++++ Given records

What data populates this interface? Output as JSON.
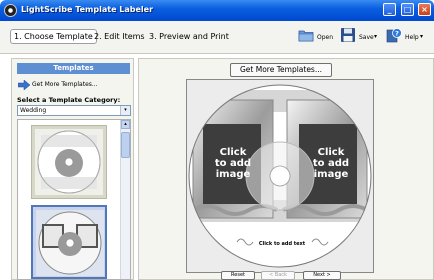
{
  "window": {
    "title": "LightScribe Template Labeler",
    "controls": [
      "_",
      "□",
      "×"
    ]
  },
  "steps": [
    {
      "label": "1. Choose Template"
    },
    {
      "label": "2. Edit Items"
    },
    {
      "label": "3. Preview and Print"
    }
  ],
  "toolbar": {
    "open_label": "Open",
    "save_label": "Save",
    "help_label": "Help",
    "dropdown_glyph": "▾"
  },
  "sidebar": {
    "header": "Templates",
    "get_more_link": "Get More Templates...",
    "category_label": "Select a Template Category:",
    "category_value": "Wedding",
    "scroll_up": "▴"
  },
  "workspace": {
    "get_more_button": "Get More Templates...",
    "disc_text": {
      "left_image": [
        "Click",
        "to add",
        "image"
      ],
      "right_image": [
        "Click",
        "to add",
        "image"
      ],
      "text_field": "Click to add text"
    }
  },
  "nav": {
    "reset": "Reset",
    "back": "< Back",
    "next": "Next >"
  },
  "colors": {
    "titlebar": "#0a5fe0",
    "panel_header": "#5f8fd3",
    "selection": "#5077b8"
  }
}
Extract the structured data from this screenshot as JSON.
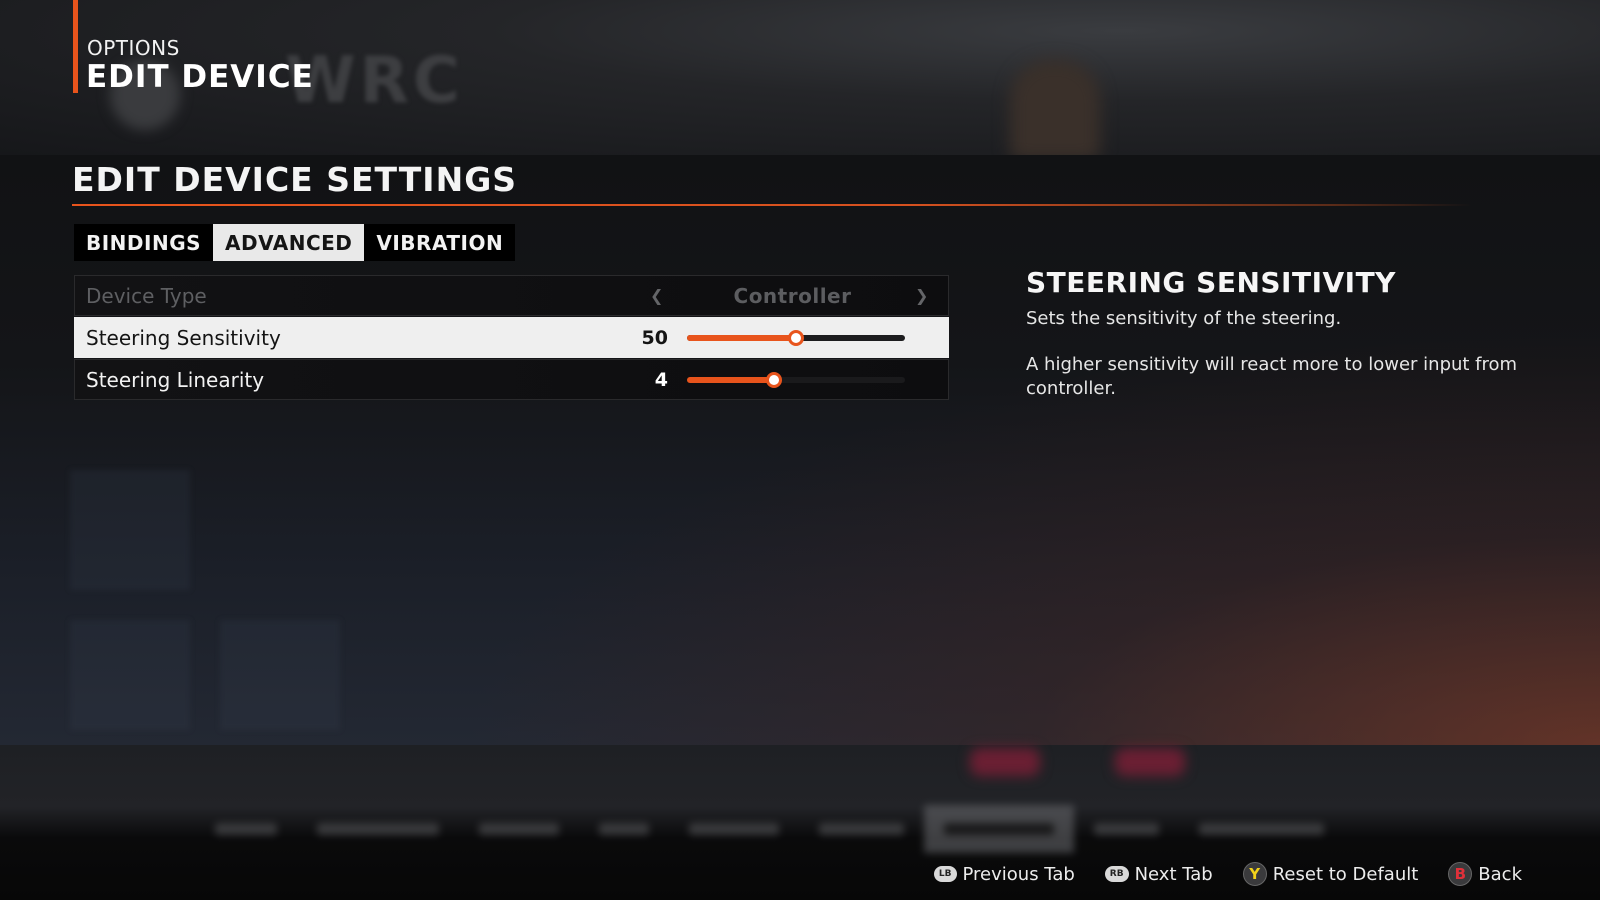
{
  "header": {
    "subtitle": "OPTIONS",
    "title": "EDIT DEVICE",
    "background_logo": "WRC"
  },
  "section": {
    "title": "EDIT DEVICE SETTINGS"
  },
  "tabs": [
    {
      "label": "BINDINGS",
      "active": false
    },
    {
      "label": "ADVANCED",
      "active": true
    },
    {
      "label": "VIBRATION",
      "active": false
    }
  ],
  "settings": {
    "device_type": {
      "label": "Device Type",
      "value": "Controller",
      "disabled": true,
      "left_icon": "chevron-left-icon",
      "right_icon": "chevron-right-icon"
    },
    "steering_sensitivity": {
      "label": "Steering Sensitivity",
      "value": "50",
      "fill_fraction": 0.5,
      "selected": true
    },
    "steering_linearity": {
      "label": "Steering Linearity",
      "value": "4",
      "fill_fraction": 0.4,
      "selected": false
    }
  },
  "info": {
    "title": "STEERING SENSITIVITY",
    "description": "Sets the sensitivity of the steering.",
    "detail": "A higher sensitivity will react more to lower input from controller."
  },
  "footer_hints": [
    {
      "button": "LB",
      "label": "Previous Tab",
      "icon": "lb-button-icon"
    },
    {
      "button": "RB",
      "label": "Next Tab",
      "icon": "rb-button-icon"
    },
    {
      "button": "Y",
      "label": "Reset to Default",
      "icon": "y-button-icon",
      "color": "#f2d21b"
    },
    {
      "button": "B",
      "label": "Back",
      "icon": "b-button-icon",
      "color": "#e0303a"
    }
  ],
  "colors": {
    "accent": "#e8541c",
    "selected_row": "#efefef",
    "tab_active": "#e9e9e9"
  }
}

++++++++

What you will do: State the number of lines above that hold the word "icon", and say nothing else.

Answer to this task: 6